-- Work instructions --
Show all lines from the records below in which the string "dropdown" is present.

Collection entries
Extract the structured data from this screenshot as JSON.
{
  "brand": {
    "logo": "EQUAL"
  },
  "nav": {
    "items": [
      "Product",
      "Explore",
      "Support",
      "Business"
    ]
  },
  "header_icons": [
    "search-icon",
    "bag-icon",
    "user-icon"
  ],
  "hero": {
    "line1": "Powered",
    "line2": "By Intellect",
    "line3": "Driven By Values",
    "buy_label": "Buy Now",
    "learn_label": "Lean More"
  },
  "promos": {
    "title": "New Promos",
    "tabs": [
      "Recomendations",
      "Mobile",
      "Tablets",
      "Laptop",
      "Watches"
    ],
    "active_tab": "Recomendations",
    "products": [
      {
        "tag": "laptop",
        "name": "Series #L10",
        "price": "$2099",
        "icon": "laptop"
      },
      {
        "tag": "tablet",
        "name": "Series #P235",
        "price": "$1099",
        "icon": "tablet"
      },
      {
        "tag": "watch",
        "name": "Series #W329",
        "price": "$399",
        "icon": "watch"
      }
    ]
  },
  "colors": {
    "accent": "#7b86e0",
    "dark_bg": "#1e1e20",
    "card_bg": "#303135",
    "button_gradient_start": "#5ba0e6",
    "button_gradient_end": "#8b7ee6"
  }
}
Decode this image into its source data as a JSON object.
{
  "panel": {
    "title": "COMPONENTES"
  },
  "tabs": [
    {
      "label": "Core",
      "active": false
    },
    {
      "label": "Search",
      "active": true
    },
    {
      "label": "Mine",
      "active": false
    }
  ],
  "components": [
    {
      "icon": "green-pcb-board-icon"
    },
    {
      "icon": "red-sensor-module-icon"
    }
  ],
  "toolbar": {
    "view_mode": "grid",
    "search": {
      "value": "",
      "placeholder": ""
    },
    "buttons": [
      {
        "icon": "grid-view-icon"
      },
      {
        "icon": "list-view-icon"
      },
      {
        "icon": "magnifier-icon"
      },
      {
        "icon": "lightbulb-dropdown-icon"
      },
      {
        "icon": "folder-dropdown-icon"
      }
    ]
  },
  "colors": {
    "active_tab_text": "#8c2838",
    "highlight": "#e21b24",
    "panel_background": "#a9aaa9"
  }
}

-- Exercise output --
        "icon": "lightbulb-dropdown-icon"
        "icon": "folder-dropdown-icon"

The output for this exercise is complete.